WHAT IS REQUIRED
Your task is to reproduce the listing exactly, without its images.

WORKING DATA
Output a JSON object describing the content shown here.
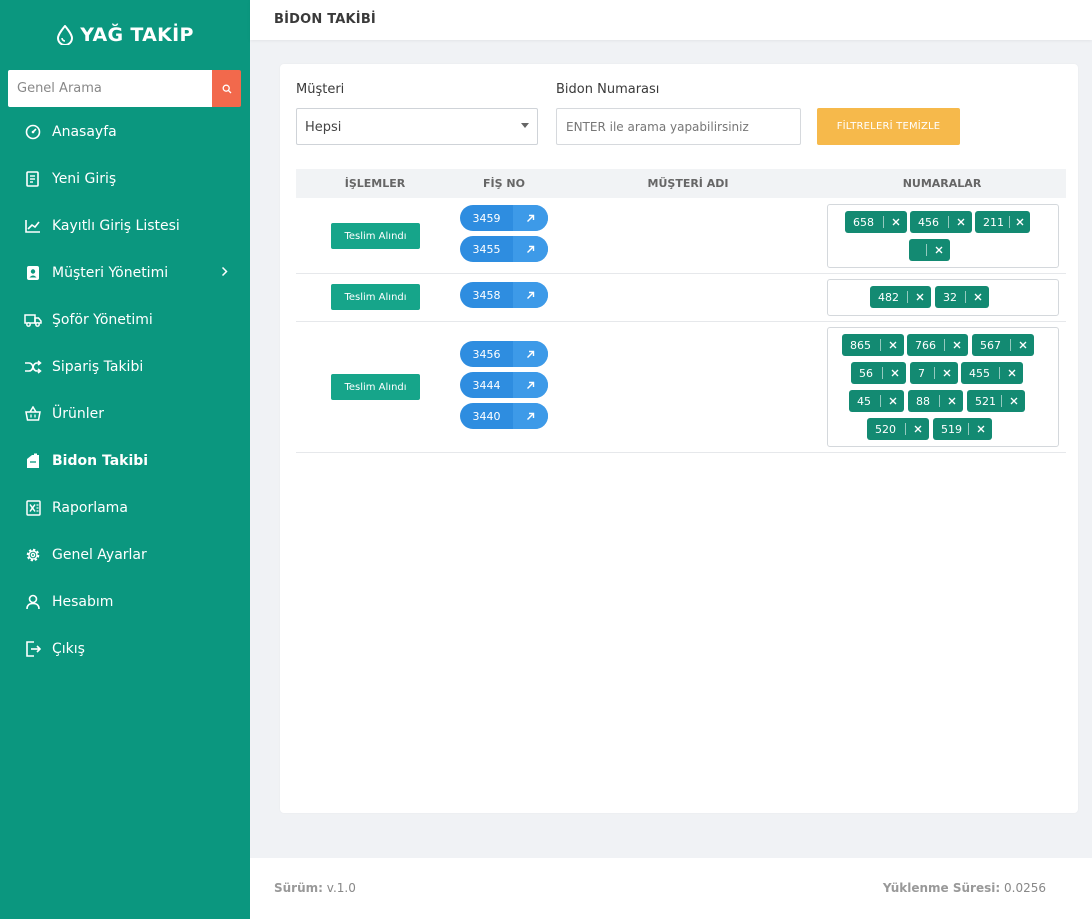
{
  "sidebar": {
    "brand": "YAĞ TAKİP",
    "search_placeholder": "Genel Arama",
    "items": [
      {
        "label": "Anasayfa",
        "icon": "gauge-icon"
      },
      {
        "label": "Yeni Giriş",
        "icon": "document-icon"
      },
      {
        "label": "Kayıtlı Giriş Listesi",
        "icon": "chart-line-icon"
      },
      {
        "label": "Müşteri Yönetimi",
        "icon": "contact-card-icon"
      },
      {
        "label": "Şoför Yönetimi",
        "icon": "truck-icon"
      },
      {
        "label": "Sipariş Takibi",
        "icon": "shuffle-icon"
      },
      {
        "label": "Ürünler",
        "icon": "basket-icon"
      },
      {
        "label": "Bidon Takibi",
        "icon": "canister-icon"
      },
      {
        "label": "Raporlama",
        "icon": "excel-icon"
      },
      {
        "label": "Genel Ayarlar",
        "icon": "gear-icon"
      },
      {
        "label": "Hesabım",
        "icon": "user-icon"
      },
      {
        "label": "Çıkış",
        "icon": "logout-icon"
      }
    ]
  },
  "header": {
    "title": "BİDON TAKİBİ"
  },
  "filters": {
    "musteri_label": "Müşteri",
    "musteri_value": "Hepsi",
    "bidon_label": "Bidon Numarası",
    "bidon_placeholder": "ENTER ile arama yapabilirsiniz",
    "clear_label": "FİLTRELERİ TEMİZLE"
  },
  "table": {
    "headers": [
      "İŞLEMLER",
      "FİŞ NO",
      "MÜŞTERİ ADI",
      "NUMARALAR"
    ],
    "rows": [
      {
        "action": "Teslim Alındı",
        "fis": [
          "3459",
          "3455"
        ],
        "musteri": "",
        "numaralar": [
          "658",
          "456",
          "211",
          ""
        ]
      },
      {
        "action": "Teslim Alındı",
        "fis": [
          "3458"
        ],
        "musteri": "",
        "numaralar": [
          "482",
          "32"
        ]
      },
      {
        "action": "Teslim Alındı",
        "fis": [
          "3456",
          "3444",
          "3440"
        ],
        "musteri": "",
        "numaralar": [
          "865",
          "766",
          "567",
          "56",
          "7",
          "455",
          "45",
          "88",
          "521",
          "520",
          "519"
        ]
      }
    ]
  },
  "footer": {
    "version_label": "Sürüm:",
    "version_value": "v.1.0",
    "load_label": "Yüklenme Süresi:",
    "load_value": "0.0256"
  },
  "colors": {
    "sidebar": "#0b977f",
    "search_button": "#f2694c",
    "clear_button": "#f6b94b",
    "teslim_button": "#16a58a",
    "fis_pill": "#2e8de0",
    "tag": "#138a72"
  }
}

RESPONSE
Output a JSON object describing the content shown here.
{
  "sidebar": {
    "brand": "YAĞ TAKİP",
    "search_placeholder": "Genel Arama",
    "items": [
      {
        "label": "Anasayfa",
        "icon": "gauge-icon"
      },
      {
        "label": "Yeni Giriş",
        "icon": "document-icon"
      },
      {
        "label": "Kayıtlı Giriş Listesi",
        "icon": "chart-line-icon"
      },
      {
        "label": "Müşteri Yönetimi",
        "icon": "contact-card-icon"
      },
      {
        "label": "Şoför Yönetimi",
        "icon": "truck-icon"
      },
      {
        "label": "Sipariş Takibi",
        "icon": "shuffle-icon"
      },
      {
        "label": "Ürünler",
        "icon": "basket-icon"
      },
      {
        "label": "Bidon Takibi",
        "icon": "canister-icon"
      },
      {
        "label": "Raporlama",
        "icon": "excel-icon"
      },
      {
        "label": "Genel Ayarlar",
        "icon": "gear-icon"
      },
      {
        "label": "Hesabım",
        "icon": "user-icon"
      },
      {
        "label": "Çıkış",
        "icon": "logout-icon"
      }
    ]
  },
  "header": {
    "title": "BİDON TAKİBİ"
  },
  "filters": {
    "musteri_label": "Müşteri",
    "musteri_value": "Hepsi",
    "bidon_label": "Bidon Numarası",
    "bidon_placeholder": "ENTER ile arama yapabilirsiniz",
    "clear_label": "FİLTRELERİ TEMİZLE"
  },
  "table": {
    "headers": [
      "İŞLEMLER",
      "FİŞ NO",
      "MÜŞTERİ ADI",
      "NUMARALAR"
    ],
    "rows": [
      {
        "action": "Teslim Alındı",
        "fis": [
          "3459",
          "3455"
        ],
        "musteri": "",
        "numaralar": [
          "658",
          "456",
          "211",
          ""
        ]
      },
      {
        "action": "Teslim Alındı",
        "fis": [
          "3458"
        ],
        "musteri": "",
        "numaralar": [
          "482",
          "32"
        ]
      },
      {
        "action": "Teslim Alındı",
        "fis": [
          "3456",
          "3444",
          "3440"
        ],
        "musteri": "",
        "numaralar": [
          "865",
          "766",
          "567",
          "56",
          "7",
          "455",
          "45",
          "88",
          "521",
          "520",
          "519"
        ]
      }
    ]
  },
  "footer": {
    "version_label": "Sürüm:",
    "version_value": "v.1.0",
    "load_label": "Yüklenme Süresi:",
    "load_value": "0.0256"
  },
  "colors": {
    "sidebar": "#0b977f",
    "search_button": "#f2694c",
    "clear_button": "#f6b94b",
    "teslim_button": "#16a58a",
    "fis_pill": "#2e8de0",
    "tag": "#138a72"
  }
}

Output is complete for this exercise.